Description of the task: Find the lines holding the string "posts" in the data, then copy all of them.

Input data:

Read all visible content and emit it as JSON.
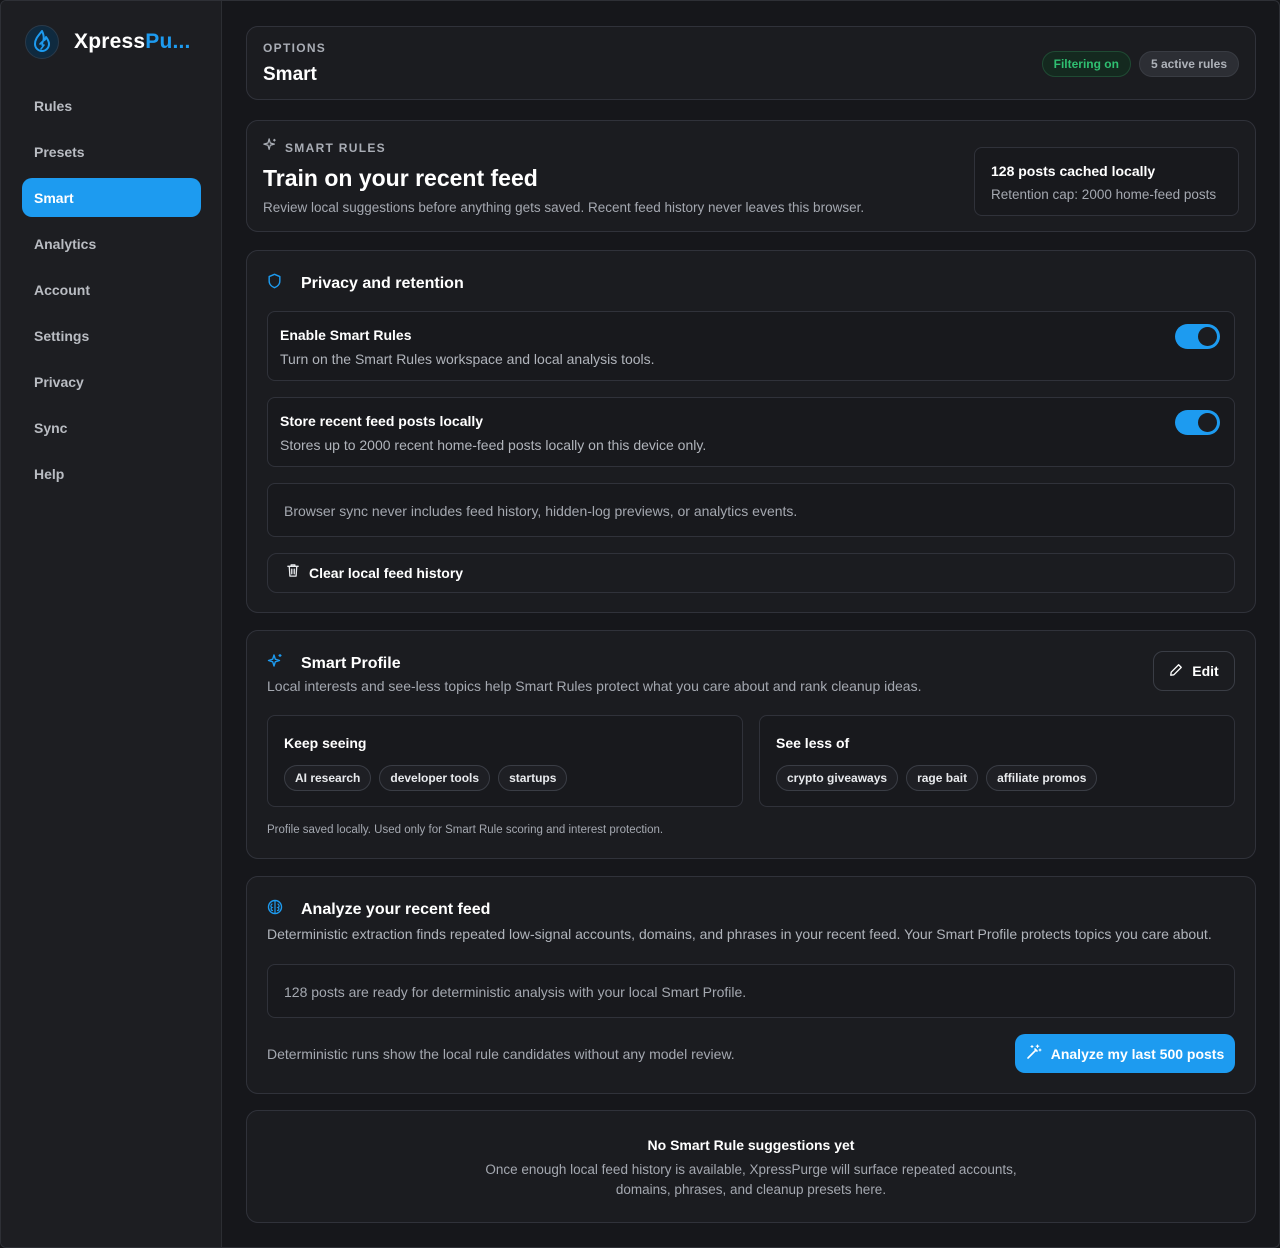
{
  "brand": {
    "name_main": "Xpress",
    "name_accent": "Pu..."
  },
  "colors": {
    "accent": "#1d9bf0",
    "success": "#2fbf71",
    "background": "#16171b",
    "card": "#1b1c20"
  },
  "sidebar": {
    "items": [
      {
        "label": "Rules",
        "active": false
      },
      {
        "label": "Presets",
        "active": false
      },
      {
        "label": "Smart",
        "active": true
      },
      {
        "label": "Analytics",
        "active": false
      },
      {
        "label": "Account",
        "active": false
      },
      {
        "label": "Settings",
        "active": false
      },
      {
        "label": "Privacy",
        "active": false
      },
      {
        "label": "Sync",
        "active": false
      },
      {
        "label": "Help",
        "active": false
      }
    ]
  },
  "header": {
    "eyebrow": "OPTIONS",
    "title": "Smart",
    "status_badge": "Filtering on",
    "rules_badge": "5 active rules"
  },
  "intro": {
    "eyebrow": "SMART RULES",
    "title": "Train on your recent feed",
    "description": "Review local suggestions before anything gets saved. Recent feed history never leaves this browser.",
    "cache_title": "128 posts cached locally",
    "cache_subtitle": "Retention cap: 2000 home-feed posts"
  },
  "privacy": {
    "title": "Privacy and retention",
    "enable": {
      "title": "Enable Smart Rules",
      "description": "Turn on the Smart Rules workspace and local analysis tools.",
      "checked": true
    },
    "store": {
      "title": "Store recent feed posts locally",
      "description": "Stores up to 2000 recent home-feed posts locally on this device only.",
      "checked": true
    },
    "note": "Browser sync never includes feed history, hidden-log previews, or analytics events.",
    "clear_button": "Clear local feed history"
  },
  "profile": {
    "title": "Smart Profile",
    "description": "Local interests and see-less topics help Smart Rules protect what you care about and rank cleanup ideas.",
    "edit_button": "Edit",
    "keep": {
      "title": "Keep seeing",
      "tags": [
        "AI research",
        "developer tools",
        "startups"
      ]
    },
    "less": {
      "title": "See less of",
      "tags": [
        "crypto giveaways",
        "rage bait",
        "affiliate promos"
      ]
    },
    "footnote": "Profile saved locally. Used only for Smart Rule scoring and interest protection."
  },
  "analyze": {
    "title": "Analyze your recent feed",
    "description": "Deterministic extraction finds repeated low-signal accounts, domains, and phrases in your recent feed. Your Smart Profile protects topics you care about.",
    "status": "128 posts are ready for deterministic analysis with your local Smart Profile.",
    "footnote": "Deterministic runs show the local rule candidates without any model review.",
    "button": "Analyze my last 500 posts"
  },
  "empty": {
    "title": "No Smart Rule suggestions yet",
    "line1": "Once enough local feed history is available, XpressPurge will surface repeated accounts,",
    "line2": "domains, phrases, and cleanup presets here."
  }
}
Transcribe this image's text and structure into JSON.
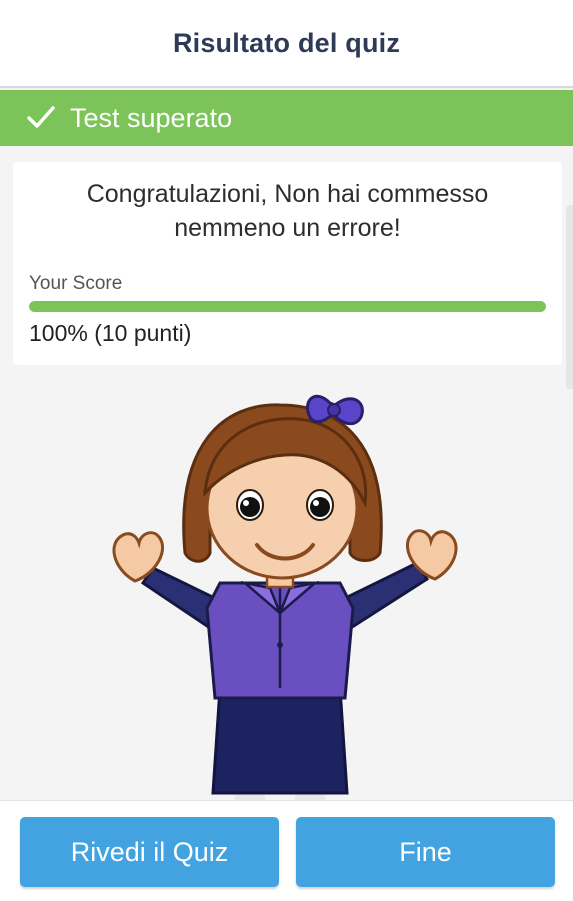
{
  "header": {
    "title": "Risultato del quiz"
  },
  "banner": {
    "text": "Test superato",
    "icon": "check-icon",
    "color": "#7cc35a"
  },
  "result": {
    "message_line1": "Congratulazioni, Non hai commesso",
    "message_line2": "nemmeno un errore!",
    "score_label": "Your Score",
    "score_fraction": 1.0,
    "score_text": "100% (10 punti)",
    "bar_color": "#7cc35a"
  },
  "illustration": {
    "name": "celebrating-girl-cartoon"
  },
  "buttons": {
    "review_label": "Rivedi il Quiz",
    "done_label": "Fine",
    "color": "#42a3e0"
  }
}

Answer section:
    "cache_title": "128 posts cached locally",
    "cache_subtitle": "Retention cap: 2000 home-feed posts"
      "title": "Store recent feed posts locally",
      "description": "Stores up to 2000 recent home-feed posts locally on this device only.",
    "status": "128 posts are ready for deterministic analysis with your local Smart Profile.",
    "button": "Analyze my last 500 posts"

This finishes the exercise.